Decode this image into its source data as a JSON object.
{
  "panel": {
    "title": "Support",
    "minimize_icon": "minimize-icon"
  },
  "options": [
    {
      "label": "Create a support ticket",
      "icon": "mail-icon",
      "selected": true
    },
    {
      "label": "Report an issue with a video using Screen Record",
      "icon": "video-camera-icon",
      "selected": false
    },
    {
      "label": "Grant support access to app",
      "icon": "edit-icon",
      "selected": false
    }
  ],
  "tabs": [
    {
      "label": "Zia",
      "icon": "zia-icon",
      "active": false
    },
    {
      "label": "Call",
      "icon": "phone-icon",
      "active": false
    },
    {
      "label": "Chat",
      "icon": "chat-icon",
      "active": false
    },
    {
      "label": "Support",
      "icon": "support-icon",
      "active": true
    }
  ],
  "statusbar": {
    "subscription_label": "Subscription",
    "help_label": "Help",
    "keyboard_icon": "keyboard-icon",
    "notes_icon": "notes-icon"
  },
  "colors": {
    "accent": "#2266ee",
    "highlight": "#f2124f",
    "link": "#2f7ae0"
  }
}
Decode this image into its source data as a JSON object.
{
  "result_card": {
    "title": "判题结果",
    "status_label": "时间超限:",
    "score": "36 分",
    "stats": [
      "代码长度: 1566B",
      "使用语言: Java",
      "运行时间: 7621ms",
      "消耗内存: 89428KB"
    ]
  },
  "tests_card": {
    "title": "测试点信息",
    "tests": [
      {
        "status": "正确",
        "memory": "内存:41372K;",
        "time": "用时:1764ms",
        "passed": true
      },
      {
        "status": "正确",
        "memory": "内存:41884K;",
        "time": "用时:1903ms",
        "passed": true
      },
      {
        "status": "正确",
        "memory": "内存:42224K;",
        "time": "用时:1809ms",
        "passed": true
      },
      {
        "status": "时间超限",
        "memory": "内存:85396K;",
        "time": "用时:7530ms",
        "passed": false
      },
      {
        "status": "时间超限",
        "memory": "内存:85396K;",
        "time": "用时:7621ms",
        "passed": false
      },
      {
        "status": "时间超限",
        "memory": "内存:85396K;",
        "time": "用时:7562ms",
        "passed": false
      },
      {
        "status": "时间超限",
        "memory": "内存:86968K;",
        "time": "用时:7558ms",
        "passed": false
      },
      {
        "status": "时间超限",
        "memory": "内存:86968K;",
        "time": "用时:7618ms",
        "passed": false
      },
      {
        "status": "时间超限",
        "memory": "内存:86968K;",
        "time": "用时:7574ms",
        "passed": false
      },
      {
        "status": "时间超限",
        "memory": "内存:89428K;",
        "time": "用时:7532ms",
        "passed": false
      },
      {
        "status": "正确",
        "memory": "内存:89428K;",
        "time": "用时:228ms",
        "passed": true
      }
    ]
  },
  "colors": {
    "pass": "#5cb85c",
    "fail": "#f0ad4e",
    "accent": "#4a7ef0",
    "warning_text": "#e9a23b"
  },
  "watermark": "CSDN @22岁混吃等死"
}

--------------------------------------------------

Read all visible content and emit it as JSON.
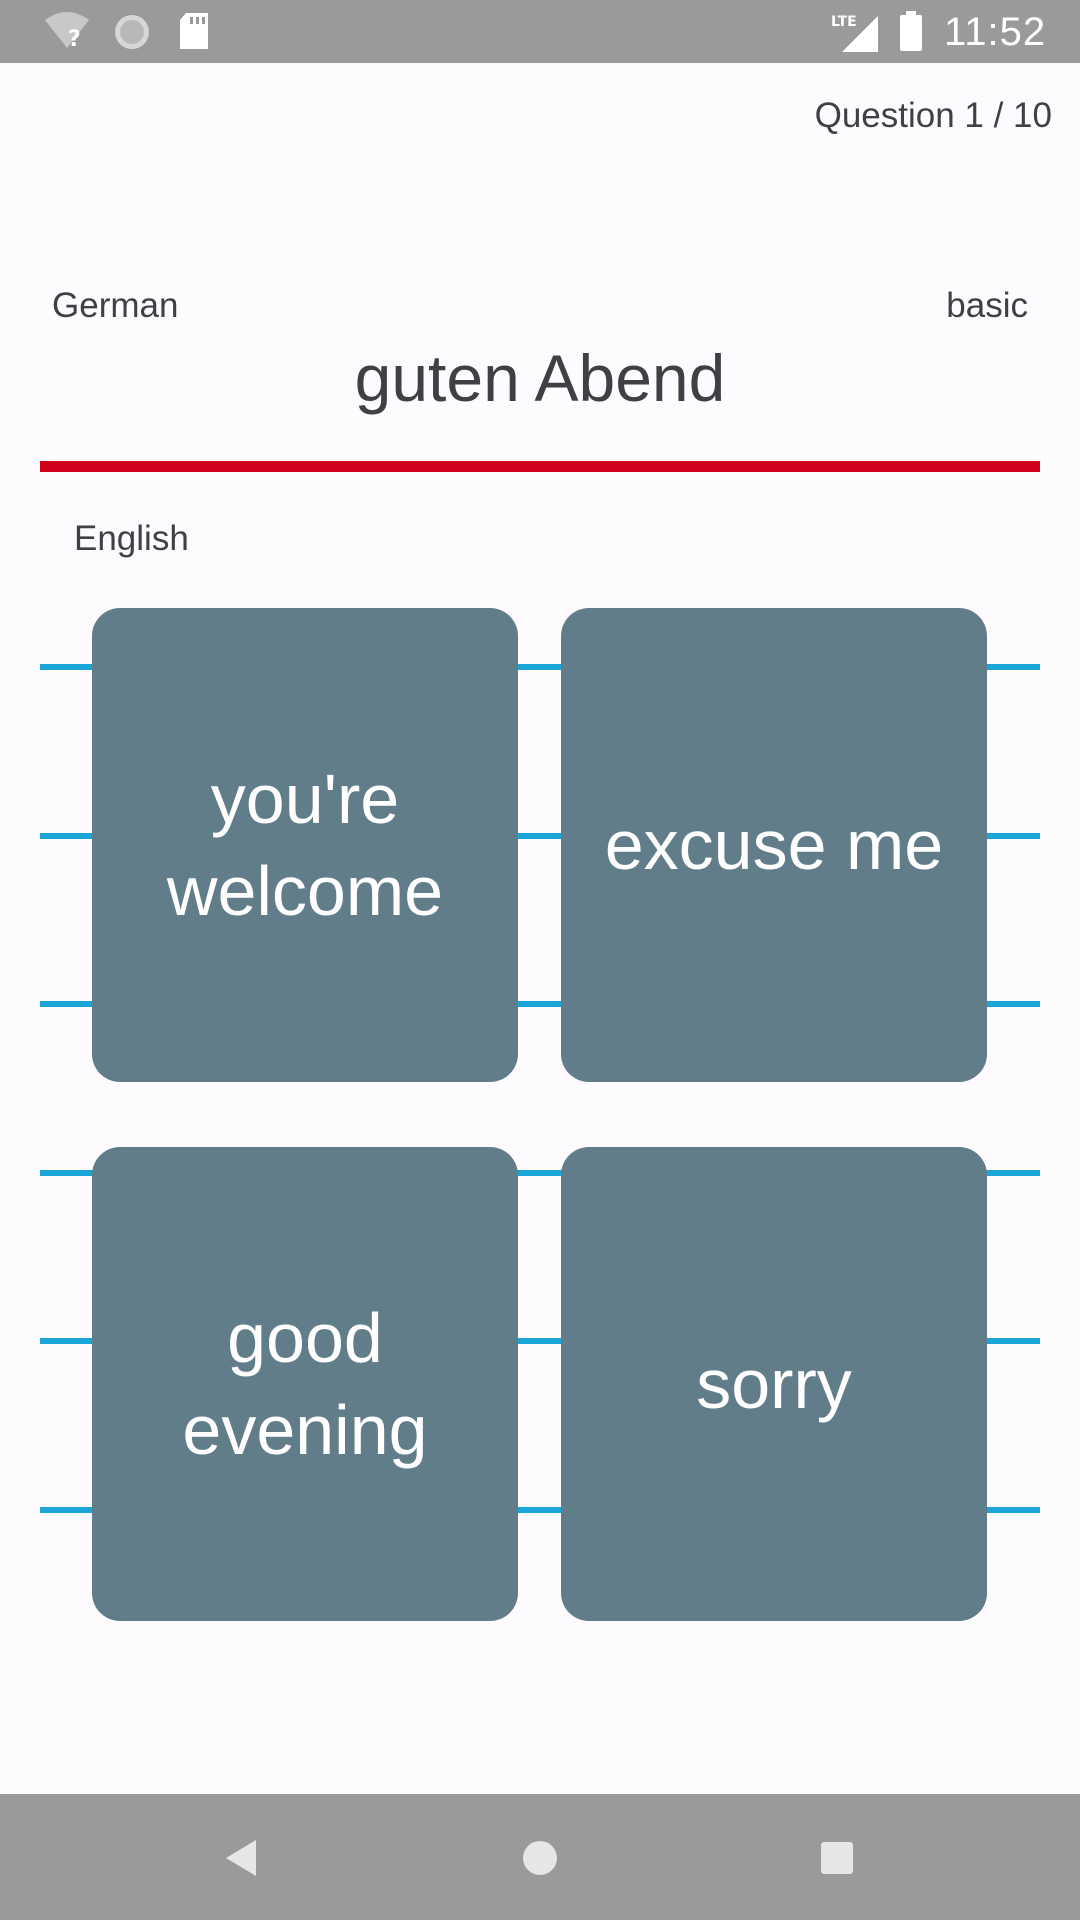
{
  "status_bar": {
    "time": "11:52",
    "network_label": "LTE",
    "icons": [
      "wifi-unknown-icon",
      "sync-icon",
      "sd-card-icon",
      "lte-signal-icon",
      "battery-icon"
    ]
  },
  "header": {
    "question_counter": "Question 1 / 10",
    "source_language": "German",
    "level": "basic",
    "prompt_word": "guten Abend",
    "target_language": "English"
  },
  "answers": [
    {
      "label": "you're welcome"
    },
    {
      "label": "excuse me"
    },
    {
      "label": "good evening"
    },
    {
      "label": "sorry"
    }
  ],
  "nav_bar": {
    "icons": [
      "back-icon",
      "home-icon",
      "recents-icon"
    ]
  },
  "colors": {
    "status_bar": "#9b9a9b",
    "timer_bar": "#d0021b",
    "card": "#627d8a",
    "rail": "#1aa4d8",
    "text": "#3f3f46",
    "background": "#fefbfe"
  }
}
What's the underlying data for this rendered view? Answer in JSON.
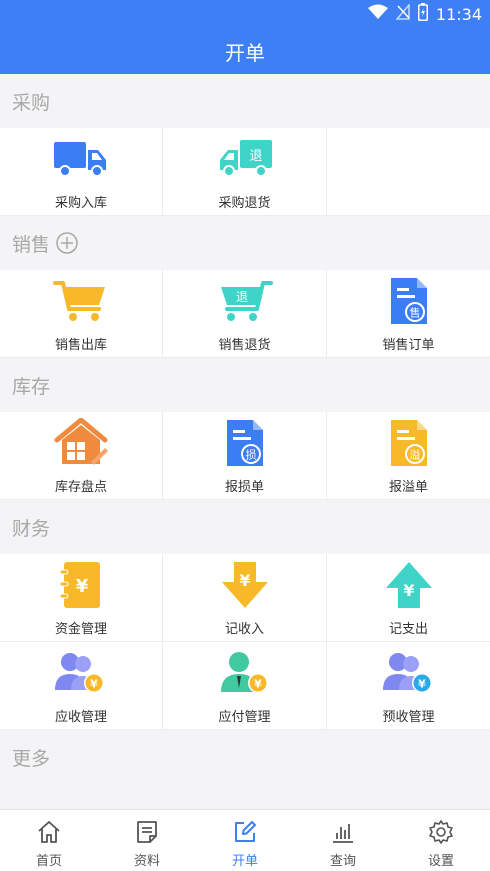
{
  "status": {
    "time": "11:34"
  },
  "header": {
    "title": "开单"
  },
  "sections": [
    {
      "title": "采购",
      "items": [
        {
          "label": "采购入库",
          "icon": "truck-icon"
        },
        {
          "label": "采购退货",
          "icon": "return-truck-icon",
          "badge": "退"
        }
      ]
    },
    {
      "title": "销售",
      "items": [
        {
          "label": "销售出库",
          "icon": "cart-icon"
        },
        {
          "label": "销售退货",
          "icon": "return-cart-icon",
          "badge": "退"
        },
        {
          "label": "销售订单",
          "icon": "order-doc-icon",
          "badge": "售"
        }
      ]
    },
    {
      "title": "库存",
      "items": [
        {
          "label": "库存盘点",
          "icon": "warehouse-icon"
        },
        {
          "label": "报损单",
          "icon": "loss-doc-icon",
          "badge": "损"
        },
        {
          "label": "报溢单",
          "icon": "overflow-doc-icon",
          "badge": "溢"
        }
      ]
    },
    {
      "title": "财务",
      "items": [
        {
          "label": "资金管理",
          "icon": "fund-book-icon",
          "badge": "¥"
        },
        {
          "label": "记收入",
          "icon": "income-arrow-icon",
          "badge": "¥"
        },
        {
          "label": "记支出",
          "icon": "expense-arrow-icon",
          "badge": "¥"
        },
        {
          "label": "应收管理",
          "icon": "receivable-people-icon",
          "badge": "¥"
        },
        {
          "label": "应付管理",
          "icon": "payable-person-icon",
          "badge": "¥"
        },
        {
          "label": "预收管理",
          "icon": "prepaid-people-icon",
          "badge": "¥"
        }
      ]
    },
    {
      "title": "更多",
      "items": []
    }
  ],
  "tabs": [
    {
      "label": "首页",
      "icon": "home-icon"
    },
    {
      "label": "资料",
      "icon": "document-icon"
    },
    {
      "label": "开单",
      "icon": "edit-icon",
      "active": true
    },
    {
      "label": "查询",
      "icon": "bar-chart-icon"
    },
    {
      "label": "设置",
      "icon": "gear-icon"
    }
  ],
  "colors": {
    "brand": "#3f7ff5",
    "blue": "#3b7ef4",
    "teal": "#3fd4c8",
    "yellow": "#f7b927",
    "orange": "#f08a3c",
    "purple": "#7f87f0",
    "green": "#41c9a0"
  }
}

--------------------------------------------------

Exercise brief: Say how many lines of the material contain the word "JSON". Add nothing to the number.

Result: 4